Component data from apps and pages:
• • • •
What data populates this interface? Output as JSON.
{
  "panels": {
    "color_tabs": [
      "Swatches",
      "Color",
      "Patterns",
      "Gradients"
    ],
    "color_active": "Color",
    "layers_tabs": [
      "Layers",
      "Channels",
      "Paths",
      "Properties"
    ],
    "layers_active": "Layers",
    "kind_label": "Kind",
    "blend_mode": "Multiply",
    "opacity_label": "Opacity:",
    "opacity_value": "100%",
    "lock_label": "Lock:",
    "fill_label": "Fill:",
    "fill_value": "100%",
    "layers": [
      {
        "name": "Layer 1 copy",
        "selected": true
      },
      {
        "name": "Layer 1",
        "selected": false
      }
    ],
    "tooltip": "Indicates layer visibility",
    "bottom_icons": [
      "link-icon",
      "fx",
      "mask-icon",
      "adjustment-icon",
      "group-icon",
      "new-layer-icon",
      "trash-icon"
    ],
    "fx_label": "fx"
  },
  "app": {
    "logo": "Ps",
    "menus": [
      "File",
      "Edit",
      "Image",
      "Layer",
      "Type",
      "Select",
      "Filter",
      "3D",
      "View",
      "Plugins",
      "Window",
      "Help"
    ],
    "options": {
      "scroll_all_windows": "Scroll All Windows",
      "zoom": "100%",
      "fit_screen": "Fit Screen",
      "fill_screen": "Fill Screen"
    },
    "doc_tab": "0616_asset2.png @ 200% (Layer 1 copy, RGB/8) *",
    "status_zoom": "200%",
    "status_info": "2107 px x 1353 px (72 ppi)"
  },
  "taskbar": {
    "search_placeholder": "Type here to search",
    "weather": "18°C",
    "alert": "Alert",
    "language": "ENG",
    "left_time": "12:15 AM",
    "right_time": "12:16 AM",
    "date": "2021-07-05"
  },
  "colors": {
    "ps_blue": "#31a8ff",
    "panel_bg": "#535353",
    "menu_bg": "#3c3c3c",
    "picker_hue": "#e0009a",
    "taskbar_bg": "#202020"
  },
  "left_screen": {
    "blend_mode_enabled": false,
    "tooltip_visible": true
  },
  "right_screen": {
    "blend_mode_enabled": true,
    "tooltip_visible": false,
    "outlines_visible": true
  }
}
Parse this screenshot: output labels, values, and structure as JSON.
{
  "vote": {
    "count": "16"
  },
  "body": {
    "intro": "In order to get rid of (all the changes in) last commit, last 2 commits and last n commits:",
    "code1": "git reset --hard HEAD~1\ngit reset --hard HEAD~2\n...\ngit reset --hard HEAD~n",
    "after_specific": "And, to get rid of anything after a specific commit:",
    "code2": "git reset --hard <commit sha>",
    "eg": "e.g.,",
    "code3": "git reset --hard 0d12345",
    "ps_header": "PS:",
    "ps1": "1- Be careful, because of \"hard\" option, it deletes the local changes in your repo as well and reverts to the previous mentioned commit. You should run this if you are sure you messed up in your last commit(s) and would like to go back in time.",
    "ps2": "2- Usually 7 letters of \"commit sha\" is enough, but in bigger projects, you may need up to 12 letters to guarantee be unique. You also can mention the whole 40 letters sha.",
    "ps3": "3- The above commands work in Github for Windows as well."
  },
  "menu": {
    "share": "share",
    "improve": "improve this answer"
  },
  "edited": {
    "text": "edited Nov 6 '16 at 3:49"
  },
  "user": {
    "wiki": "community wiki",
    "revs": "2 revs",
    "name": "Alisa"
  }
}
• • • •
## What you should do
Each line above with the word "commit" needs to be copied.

## Written answer
    "intro": "In order to get rid of (all the changes in) last commit, last 2 commits and last n commits:",
    "after_specific": "And, to get rid of anything after a specific commit:",
    "code2": "git reset --hard <commit sha>",
    "ps1": "1- Be careful, because of \"hard\" option, it deletes the local changes in your repo as well and reverts to the previous mentioned commit. You should run this if you are sure you messed up in your last commit(s) and would like to go back in time.",
    "ps2": "2- Usually 7 letters of \"commit sha\" is enough, but in bigger projects, you may need up to 12 letters to guarantee be unique. You also can mention the whole 40 letters sha.",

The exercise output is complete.